History Department Response to Student Feedback
HSTY1043 - Modern European Politics and Culture (2002)
Unit Coordinator: Dr Cindy McCreery
First of all, I want to thank the many students who completed the Unit of Study Survey forms during the last lecture session of HSTY 1043 this semester. Student feedback is extremely important for the individual tutors, the History Department as well as for me, the course co-ordinator. All of us are keen to improve our performance and to deliver the best HSTY 1043 course possible. Student satisfaction with the course is clearly important to achieving this goal, although other factors, such as maintaining academic standards and logistical constraints (e.g. timetabling conflicts) must also be kept in mind.
Overall, student satisfaction with HSTY 1043 seems to have been very high. While the statistical analysis shows that most students enjoyed the course and felt that they had learned a great deal, the individual comments provide more precise feedback on which aspects students liked, and which they felt needed improvement. I will focus on the latter here (i.e. the complaints) and give my own responses. Please keep in mind that other lecturers may teach HSTY 1043 in the future, and that they will have their own ideas about how best to teach this course. Therefore my comments may or may not result in changes to the way HSTY 1043 is taught in the future.
There were many comments on course content, but little consensus. Some students felt that the course tried to cover too much material in too little time, while others felt that the course should have gone further and, for example, covered the period of the Cold War, the Vietnam conflict and even up to the present day!
Such a wide variety of responses reflect the challenge faced by the course co-ordinator. While some students come to the course with prior knowledge of European history (and thus want more in depth coverage of topics they are already familiar with, e.g. World War Two), others have no prior knowledge, and want more background information. As a first-year course, HSTY 1043 has to assume no prior knowledge of European history, and to provide an introductory survey of a fairly large topic in one semester. The majority of students seem to agree that the course achieved this, but there will always be some students who naturally want more or less, or different information.
Another complaint (although there were divided views on this subject) was that there were no clear guidelines about what students could expect to learn in this course. The course guide will be revamped for next year and (along with all History courses) will include a clear statement of course expectations. If I teach this course next year I will also include more explicit information about bibliography and footnotes so that students have a particular model to follow when preparing their tutorial paper and essay.
Tutorial Size, Schedule and Rooms
Some students felt that tutorials were too large, that they were inconveniently scheduled and that the rooms were less than ideal. This is largely beyond the lecturer’s control - the university decides the size of tutorials and the schedule and rooms are subject to availability. With over 430 students, large courses such as HSTY 1043 need to schedule some tutorials before the weekly lectures.
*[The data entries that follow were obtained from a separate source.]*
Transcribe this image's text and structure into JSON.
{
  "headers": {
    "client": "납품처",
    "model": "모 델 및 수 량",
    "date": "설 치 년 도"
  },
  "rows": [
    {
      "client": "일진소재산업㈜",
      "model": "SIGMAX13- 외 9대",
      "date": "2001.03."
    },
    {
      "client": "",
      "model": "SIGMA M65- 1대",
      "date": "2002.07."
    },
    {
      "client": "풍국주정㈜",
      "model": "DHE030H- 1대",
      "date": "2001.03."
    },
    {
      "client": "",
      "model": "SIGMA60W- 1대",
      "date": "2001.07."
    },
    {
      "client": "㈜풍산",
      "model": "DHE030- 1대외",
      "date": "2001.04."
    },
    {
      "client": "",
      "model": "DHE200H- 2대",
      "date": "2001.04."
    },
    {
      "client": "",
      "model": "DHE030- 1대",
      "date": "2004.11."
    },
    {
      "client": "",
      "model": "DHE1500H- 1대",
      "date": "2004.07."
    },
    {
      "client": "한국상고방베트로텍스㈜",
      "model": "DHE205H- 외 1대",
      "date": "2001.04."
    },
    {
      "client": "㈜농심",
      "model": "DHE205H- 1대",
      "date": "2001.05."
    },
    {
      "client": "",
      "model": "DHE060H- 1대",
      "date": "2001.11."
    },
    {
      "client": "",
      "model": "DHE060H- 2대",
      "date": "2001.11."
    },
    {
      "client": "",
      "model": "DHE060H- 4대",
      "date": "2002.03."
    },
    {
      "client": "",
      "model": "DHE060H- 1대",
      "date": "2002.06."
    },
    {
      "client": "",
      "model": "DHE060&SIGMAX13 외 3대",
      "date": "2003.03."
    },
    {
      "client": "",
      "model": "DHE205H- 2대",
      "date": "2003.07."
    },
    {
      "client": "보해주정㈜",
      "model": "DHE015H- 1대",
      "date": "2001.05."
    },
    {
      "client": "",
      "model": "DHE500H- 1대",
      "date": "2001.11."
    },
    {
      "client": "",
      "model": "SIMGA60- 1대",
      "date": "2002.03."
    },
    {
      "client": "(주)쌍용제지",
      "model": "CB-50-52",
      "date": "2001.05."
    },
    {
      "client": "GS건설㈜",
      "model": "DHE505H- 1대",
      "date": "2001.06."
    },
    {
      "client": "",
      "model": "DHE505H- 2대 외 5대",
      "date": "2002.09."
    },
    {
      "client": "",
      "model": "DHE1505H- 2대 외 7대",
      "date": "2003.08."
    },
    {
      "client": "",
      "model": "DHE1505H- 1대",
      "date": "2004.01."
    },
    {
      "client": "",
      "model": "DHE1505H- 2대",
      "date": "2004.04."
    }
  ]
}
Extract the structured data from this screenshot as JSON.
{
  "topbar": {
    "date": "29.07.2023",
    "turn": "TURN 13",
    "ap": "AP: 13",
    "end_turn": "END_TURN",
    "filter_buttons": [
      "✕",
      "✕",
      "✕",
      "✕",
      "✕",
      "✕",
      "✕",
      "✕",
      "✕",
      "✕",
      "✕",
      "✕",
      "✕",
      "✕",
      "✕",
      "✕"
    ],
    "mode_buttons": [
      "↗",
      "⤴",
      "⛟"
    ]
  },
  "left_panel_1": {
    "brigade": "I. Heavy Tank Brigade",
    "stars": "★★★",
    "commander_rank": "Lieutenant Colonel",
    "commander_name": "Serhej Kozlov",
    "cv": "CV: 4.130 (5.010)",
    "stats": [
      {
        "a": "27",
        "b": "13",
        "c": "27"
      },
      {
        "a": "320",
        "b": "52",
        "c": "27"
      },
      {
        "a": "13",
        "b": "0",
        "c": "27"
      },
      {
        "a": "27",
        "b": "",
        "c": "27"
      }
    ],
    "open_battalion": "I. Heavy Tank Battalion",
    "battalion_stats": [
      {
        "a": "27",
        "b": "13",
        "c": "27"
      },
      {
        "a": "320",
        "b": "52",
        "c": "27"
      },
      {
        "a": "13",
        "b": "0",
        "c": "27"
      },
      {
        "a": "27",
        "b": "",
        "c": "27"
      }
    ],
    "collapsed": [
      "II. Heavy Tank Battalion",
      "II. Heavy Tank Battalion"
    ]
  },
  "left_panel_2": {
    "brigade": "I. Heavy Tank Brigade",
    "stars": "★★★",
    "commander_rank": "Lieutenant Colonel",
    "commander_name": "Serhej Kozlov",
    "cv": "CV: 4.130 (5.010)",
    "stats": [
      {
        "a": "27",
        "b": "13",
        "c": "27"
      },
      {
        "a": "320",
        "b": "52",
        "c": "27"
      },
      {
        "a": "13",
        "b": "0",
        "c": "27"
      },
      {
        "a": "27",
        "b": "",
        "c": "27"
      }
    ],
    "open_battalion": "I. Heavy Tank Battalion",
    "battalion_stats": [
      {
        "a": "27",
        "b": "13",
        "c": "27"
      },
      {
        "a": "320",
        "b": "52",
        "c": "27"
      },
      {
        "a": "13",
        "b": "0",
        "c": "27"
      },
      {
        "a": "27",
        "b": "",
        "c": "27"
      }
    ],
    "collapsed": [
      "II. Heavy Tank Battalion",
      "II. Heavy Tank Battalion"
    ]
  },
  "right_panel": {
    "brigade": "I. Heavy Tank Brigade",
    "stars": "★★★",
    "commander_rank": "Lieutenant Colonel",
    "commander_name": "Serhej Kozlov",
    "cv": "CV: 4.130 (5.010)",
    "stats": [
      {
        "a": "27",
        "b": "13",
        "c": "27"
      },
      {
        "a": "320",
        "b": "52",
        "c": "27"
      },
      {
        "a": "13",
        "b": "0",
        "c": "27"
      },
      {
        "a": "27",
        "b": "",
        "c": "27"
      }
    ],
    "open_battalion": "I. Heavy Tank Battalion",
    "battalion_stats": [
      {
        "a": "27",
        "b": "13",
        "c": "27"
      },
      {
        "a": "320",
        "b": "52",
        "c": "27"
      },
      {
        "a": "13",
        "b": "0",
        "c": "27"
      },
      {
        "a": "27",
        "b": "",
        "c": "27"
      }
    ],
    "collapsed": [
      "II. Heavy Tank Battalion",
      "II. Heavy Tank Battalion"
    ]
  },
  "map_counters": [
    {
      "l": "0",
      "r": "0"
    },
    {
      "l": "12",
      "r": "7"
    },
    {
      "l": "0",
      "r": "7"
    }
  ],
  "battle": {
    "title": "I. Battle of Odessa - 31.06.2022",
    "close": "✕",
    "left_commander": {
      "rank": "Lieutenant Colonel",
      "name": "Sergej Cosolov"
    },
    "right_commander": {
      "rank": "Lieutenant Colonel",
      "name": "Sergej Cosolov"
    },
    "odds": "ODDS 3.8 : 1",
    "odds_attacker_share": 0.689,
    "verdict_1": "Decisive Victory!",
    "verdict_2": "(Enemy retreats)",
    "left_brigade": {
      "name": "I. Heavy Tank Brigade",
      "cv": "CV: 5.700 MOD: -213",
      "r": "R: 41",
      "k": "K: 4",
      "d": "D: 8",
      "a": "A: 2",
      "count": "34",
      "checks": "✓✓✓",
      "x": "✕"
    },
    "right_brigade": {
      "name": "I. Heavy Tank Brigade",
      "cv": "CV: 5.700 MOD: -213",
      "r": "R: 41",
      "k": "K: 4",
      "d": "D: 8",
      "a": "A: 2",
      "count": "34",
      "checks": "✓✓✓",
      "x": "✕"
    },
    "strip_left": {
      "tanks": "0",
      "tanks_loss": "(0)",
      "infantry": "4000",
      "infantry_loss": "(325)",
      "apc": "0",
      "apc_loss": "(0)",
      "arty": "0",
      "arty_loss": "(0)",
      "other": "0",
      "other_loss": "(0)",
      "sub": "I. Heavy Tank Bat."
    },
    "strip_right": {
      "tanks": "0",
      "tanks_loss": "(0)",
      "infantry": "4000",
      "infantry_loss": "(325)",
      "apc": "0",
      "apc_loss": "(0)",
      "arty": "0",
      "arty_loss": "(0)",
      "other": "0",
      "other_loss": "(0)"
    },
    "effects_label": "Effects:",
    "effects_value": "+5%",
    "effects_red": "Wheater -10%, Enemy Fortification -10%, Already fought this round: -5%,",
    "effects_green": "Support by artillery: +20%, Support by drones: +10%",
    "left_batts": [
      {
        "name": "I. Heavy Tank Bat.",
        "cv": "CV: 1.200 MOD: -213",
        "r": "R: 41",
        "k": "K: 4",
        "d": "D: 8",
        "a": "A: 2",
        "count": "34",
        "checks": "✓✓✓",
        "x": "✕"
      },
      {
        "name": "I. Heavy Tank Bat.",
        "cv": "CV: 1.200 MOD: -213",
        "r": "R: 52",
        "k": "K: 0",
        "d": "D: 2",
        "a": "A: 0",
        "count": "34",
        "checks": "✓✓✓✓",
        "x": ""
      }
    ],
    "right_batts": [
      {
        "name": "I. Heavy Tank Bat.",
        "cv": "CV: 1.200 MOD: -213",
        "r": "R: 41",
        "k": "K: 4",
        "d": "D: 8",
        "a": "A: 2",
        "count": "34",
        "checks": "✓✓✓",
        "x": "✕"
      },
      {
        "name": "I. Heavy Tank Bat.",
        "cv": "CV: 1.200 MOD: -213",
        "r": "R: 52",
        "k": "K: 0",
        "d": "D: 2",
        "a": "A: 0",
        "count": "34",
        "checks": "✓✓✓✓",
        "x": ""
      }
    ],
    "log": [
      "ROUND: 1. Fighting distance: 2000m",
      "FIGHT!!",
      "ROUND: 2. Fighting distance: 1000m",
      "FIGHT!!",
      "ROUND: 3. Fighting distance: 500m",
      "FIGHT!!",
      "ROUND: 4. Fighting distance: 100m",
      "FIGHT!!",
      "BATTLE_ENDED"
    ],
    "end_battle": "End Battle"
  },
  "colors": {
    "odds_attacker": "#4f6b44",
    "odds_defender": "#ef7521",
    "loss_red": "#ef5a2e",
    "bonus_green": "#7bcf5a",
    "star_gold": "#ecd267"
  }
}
I realize this is not ideal, but there is little I can do about this.
By far the most common complaint was that there was too much reading, and specifically too much reading for the weekly tutorials. History requires heavy reading, and it is not surprising that many students found that there was more reading required in HSTY 1043 than in other first-year Arts subjects. I accept, however, that some students felt discouraged by the amount of reading, and that tutorial discussions would improve if everyone had done all of the reading. So in future I would reduce the amount of weekly reading somewhat (from say three articles per week to two). I would also replace some of the longest readings (e.g. Kumar) with shorter articles and chapters.
Several students suggested that tutorial participation count for more of the overall mark. I think this is an excellent idea that would further encourage students to do all of the tutorial reading and to participate in the tutorial discussion. Another suggestion was that there should be more opportunities for teamwork. I agree, and I think that team presentations (i.e. where say four students do a joint presentation on the tutorial reading) would strengthen students’ teamwork skills. Team presentations would also mean fewer presentations (i.e. presentations every other week rather than every week), which would allow for a more varied tutorial format.
Most students felt that the system of guest lecturers worked well. Many students liked listening to experts discuss their field of expertise (e.g. Judith Keene on the Spanish Civil War). Some students, however, wanted more uniformity in lecture style and visual aids. This is difficult to achieve. More importantly, I think that it is valuable for students to be exposed to a variety (within reason) of lecturing styles and types of visual aids.
Students hadn’t sat the exam when they completed their course surveys, but a few expressed concern about having a formal exam that was worth so much (40%) of their overall mark. I think that an exam is an important element of the course, which motivates students to think about the ‘Big Picture’ issues raised in the course. Indeed, the third section of the exam, the ‘Big Picture’ section, was the most successful section of the exam. I accept, though, that having questions beforehand allows students to prepare more detailed and thorough responses. In future I would adapt the exam format to include two sections with ‘seen’ questions and one section with ‘unseen’ questions. This should allay much student anxiety, and help those students who feel that nerves undermine their exam performance.